    I reuse plastic shopping bags for a variety of purposes. I have small trash receptacles around the house, which I line with plastic bags. Once full, I tie them closed before throwing them in a bigger garbage bag. If I have a pile of old newspapers or messy food scraps, cans or bottles to throw out, I usually collect them in plastic bags before depositing them in the garbage bag. If a dog rips open my garbage on trash day, there’s a much smaller chance of scattering garbage in my alley that I have to clean up.

    Plastic bags are good for dog walking or picking up doggie poop in the yard before the lawn moving service comes. I often keep a plastic bag in my car for trash. When I travel I usually acquire a plastic bag (while shopping for bottled water) that I use for dirty clothes.

    I don’t believe I’m somehow unique in my repurposing of plastic bags. This suggests bag bans will merely cause many people to replace the free bags from the grocery store with ones they must purchase at the store.

  2. Kyle says:

    Hopefully legislators will take a look at this and consider the economic consequences for small business owners. Doubtful though, environmentalists aren’t the biggest fan of facts. Remember when Gore took public transportation to accept his Nobel Prize, but his luggage still traveled by Limo?

  3. William says:

    This study shows that plastic bag bans are bad news. But the goal of cutting emissions and litter is one that should be pursued.

    Walmart offers a place to recycle plastic bags, and recycling has proven to be a profitable business. If we can encourage consumers to recycle more instead of limiting their options we might accomplish something substantial.

  4. Joe Barnett says:

    Environmental initiatives like this seem to end up consuming more energy and harming the environment more than the practices they seek to replace. Often, environmental initiatives increase consumer expenditures — $1 tote bags versus free plastic; $5-$7 lightbulbs versus 99 cent lightbulbs, etc.
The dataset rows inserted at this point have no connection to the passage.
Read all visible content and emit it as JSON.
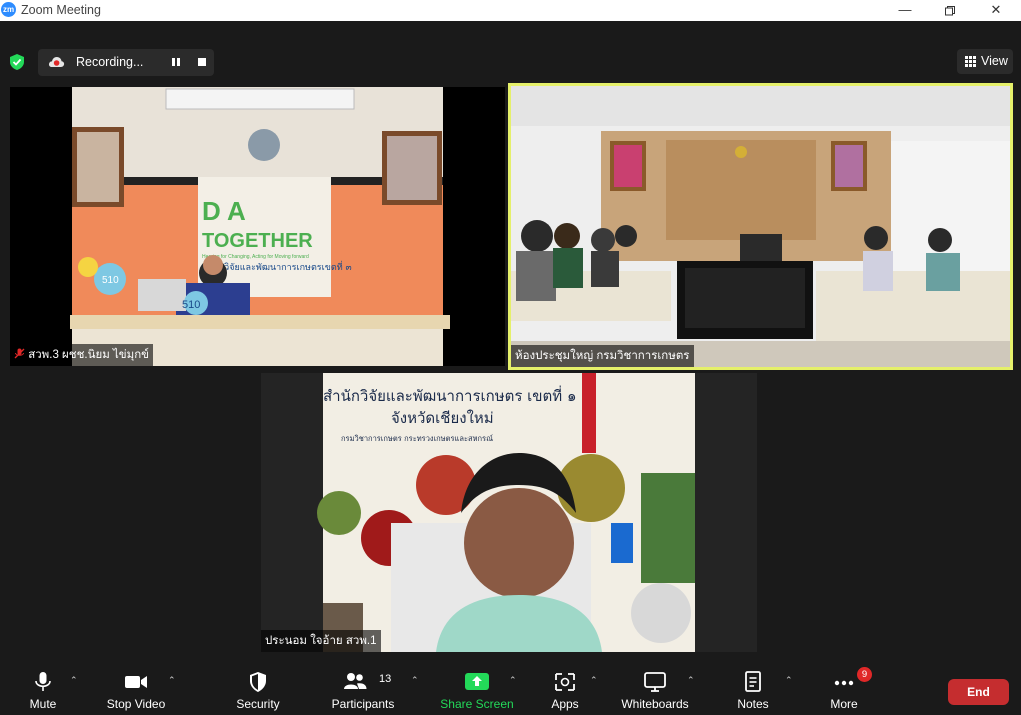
{
  "window": {
    "app_icon": "zm",
    "title": "Zoom Meeting"
  },
  "top": {
    "recording_label": "Recording...",
    "view_label": "View"
  },
  "participants": [
    {
      "name": "สวพ.3 ผชช.นิยม ไข่มุกข์",
      "muted": true
    },
    {
      "name": "ห้องประชุมใหญ่ กรมวิชาการเกษตร",
      "active_speaker": true
    },
    {
      "name": "ประนอม ใจอ้าย สวพ.1"
    }
  ],
  "video_text": {
    "doa_logo": "D A",
    "together": "TOGETHER",
    "tagline": "Hearing for Changing, Acting for Moving forward",
    "office": "สำนักวิจัยและพัฒนาการเกษตรเขตที่ ๓",
    "banner_line1": "สำนักวิจัยและพัฒนาการเกษตร เขตที่ ๑",
    "banner_line2": "จังหวัดเชียงใหม่",
    "banner_line3": "กรมวิชาการเกษตร กระทรวงเกษตรและสหกรณ์",
    "logo_number": "510"
  },
  "toolbar": {
    "mute": "Mute",
    "stop_video": "Stop Video",
    "security": "Security",
    "participants": "Participants",
    "participants_count": "13",
    "share_screen": "Share Screen",
    "apps": "Apps",
    "whiteboards": "Whiteboards",
    "notes": "Notes",
    "more": "More",
    "more_badge": "9",
    "end": "End"
  },
  "colors": {
    "accent": "#2d8cff",
    "active_speaker_border": "#e5f06a",
    "share_green": "#23d959",
    "end_red": "#c52d2f",
    "badge_red": "#e02828"
  }
}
Thus the distributional effects of environmental initiatives often make the poor worse off, while those who can afford environmental amenities feel better about themselves. The higher costs to consumers often outweighs any savings in resource consumption.

  5. J. McCain says:
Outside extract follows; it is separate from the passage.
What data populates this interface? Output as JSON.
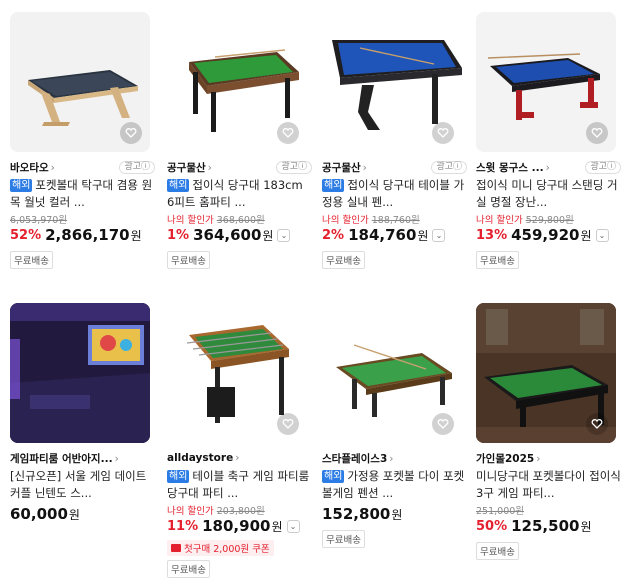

    This is another law that you want to ‘follow the money’ to see why it was passed. The biggest financial backers of the bag bans in California have been the grocery stores and their employee unions. That’s because the store keeps the 10 cents for each paper bag sold, so the store now can charge the customer for an item that used to give away for free. And the employees unions have another source of revenue at the store to request for pay hikes or insurance being paid. Also, there has yet to be a single fine for violating these ordinances in any of L.A. County, so no one is really watching the stores, and in fact, many are now ‘selling’ a thicker plastic bag for 10 cents that is thick enough to be called a reusable bag, so a customer now simply pays 10 cents a bag for what they used to get for free. It will reduce the number of plastic and paper bags used by customers, which is a good thing to reduce litter, but the plastic bag won’t be leaving us, you’ll just have to pay for them now….
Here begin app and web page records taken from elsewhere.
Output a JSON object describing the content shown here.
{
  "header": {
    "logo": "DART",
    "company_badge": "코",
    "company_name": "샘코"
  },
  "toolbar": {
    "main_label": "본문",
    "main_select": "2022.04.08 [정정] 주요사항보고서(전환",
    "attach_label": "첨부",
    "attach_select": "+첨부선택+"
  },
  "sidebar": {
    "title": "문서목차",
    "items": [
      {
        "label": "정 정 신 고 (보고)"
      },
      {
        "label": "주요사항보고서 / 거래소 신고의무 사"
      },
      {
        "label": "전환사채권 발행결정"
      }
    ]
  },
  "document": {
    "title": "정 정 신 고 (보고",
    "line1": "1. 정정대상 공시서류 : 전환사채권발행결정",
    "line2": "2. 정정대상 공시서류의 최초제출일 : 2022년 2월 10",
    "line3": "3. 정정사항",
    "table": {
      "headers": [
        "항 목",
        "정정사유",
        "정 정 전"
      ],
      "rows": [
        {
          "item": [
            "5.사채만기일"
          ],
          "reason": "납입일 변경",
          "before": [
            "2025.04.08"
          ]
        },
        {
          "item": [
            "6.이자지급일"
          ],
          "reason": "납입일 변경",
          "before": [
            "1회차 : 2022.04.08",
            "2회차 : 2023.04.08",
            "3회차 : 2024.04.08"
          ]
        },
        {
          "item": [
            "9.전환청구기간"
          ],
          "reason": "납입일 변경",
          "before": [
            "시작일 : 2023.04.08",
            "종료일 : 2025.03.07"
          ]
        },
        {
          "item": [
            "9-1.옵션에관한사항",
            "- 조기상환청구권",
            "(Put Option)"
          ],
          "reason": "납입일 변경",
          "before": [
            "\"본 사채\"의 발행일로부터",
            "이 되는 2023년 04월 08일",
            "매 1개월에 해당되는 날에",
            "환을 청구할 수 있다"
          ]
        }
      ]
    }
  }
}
  6. Otis says:

    News came out in the last week that the Dallas City Council may consider a plastic bag ban.

    http://www.empowertexans.com/features/dallas-next-to-ban-plastic-bags/

  7. Roget says:

    Austin had to manipulate the truth to get it pushed through. Is the NCPA going to participate in the Dallas deliberation?

  8. Gail says:

    I live in unincorporated area and we have two stores. One is a 99 plus that has followed the plastic bag ordinance. I take my own bags there. They are material bags.
    The market here was not following the ordinance until today when I went there. I will have to take many a few more bags when I shop in a super market.
    I do not understand the ordinance but to say they are just sucking the 10 cents from everyone to make more money for the state.
    The company that makes the plastic bags will go out of business and then many people will be unenployed, unless they make a different bag. The bag situation to me is ridiculous.